*** Records to use ***

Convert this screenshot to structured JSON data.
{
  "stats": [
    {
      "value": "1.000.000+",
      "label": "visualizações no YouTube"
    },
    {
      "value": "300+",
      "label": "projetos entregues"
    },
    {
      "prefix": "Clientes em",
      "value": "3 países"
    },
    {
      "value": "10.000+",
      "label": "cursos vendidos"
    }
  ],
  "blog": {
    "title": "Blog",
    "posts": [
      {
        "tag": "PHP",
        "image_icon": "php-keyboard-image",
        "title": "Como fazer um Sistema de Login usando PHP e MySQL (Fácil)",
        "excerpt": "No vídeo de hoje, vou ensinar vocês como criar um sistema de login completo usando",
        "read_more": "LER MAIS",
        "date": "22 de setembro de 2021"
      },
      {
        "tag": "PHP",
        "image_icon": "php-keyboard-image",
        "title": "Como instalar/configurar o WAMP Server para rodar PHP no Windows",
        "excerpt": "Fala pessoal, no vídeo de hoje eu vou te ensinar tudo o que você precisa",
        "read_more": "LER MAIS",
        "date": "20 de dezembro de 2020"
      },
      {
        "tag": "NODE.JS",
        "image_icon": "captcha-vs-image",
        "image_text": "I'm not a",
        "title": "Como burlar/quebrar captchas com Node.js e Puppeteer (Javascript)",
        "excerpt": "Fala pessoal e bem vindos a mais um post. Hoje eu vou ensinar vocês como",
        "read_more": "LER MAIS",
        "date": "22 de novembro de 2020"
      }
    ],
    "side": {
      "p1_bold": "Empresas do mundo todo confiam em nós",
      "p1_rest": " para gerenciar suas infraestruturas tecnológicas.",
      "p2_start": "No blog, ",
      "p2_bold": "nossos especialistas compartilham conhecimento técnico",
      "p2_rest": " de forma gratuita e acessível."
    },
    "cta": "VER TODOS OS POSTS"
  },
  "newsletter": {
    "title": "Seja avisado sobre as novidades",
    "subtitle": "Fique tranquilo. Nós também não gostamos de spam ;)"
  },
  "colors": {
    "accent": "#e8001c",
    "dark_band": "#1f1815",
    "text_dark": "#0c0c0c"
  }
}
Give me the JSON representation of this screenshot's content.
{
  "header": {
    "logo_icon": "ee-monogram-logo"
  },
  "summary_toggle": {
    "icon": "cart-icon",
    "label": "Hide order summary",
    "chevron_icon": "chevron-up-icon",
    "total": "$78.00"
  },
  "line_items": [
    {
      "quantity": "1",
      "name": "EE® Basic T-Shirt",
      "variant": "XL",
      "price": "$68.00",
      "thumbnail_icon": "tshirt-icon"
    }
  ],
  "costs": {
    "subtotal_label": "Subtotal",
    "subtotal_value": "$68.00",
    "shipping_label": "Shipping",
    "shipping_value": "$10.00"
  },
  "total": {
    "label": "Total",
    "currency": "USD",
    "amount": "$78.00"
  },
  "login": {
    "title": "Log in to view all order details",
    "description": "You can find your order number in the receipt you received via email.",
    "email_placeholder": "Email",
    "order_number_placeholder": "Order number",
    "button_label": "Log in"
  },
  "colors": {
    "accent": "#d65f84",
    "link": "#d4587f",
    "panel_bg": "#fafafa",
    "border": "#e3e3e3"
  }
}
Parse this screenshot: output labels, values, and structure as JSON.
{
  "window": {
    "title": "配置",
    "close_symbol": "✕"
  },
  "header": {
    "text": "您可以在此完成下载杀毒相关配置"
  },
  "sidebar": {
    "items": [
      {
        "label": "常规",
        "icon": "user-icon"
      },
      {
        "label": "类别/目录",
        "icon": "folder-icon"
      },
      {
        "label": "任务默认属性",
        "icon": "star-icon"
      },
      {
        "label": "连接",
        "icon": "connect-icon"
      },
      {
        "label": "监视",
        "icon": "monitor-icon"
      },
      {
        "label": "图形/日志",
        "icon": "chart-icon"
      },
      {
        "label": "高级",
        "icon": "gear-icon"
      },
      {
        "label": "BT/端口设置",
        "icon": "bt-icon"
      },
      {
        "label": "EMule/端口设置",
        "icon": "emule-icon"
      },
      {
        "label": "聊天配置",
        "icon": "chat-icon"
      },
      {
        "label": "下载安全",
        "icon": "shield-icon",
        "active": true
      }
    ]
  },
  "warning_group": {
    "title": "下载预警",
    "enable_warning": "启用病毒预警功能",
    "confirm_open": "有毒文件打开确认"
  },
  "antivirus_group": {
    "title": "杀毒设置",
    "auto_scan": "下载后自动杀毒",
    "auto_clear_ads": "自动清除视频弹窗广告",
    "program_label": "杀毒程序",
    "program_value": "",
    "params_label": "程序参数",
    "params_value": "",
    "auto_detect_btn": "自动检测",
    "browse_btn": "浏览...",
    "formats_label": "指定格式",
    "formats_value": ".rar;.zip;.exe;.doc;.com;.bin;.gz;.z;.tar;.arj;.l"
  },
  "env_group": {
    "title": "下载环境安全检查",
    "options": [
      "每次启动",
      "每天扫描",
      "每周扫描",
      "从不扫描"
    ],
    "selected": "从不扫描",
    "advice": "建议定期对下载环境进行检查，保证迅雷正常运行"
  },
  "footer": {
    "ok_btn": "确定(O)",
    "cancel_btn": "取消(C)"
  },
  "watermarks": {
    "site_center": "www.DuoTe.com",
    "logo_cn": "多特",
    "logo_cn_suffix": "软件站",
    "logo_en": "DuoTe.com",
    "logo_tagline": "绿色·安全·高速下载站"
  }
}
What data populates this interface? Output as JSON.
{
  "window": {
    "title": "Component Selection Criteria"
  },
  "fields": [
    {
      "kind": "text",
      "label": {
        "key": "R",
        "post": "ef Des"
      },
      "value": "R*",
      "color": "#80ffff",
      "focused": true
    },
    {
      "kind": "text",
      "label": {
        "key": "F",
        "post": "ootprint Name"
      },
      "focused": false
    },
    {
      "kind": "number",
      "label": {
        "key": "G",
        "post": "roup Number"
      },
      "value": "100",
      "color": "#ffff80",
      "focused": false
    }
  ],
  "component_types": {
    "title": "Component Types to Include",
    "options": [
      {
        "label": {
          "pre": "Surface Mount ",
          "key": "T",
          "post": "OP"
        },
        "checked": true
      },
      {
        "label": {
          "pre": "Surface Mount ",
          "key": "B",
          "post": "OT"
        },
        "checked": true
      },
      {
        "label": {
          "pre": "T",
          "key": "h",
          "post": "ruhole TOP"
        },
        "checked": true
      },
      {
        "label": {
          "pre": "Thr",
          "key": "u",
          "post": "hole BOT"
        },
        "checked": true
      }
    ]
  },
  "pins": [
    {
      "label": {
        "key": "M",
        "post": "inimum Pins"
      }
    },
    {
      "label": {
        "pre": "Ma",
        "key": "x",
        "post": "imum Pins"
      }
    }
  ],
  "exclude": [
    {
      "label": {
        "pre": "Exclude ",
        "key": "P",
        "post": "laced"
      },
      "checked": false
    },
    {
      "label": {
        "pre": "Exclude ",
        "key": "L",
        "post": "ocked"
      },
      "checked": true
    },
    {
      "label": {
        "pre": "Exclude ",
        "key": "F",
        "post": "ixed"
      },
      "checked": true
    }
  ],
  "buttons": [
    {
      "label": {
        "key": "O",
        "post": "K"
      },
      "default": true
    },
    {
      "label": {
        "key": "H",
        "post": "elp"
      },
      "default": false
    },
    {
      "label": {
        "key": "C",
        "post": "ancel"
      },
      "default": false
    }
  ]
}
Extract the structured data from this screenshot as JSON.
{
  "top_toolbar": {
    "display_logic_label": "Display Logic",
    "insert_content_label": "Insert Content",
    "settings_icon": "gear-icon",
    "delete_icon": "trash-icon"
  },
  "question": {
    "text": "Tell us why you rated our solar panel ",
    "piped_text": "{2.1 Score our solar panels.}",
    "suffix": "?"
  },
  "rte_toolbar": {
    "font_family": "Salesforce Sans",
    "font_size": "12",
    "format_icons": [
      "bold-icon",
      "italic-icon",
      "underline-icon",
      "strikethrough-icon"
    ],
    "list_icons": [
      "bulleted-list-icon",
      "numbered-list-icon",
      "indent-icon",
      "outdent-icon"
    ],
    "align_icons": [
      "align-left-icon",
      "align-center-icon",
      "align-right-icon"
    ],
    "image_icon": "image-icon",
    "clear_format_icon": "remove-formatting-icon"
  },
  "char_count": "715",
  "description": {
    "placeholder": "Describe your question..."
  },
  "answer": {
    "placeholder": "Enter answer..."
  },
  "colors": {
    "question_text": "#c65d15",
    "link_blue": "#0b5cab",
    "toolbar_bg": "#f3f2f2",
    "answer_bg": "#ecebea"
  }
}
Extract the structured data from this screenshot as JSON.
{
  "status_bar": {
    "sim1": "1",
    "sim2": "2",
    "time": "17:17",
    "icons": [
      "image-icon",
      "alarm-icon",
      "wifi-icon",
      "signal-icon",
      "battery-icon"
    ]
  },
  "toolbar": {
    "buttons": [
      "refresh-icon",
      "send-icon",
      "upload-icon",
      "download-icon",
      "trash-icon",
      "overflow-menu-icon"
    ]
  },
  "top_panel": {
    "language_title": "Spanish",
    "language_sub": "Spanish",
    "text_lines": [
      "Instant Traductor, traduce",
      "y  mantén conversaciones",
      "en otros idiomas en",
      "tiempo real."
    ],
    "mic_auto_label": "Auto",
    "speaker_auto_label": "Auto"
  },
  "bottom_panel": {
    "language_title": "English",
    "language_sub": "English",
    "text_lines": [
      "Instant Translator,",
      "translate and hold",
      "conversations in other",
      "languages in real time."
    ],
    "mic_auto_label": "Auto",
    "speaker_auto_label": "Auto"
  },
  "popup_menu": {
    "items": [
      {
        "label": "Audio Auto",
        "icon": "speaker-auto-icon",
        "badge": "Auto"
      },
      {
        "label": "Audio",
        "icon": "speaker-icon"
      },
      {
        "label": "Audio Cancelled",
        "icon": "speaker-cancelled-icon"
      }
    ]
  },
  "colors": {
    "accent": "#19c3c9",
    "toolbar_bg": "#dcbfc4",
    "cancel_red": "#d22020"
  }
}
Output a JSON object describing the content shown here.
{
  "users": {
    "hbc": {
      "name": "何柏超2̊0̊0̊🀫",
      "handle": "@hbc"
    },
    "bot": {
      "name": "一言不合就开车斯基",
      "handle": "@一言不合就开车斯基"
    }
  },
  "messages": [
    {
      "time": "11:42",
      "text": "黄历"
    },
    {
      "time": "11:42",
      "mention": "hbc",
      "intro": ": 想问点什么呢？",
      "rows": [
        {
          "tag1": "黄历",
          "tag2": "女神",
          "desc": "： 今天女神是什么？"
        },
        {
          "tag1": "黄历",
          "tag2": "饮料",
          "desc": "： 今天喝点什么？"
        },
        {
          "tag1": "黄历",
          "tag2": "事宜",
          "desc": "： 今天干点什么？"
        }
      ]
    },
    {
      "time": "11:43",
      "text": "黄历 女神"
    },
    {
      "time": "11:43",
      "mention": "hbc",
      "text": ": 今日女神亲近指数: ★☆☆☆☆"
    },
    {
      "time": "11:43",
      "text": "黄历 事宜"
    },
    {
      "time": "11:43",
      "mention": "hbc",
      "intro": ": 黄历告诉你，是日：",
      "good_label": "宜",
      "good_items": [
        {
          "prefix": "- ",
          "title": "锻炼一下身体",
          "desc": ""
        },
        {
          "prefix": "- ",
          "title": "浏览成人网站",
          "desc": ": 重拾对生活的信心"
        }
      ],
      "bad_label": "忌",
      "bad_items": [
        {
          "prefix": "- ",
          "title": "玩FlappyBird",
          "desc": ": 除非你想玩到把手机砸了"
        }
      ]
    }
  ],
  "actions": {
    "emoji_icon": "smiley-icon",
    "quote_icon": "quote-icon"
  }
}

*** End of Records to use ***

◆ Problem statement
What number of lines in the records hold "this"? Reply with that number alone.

◆ Answer box
6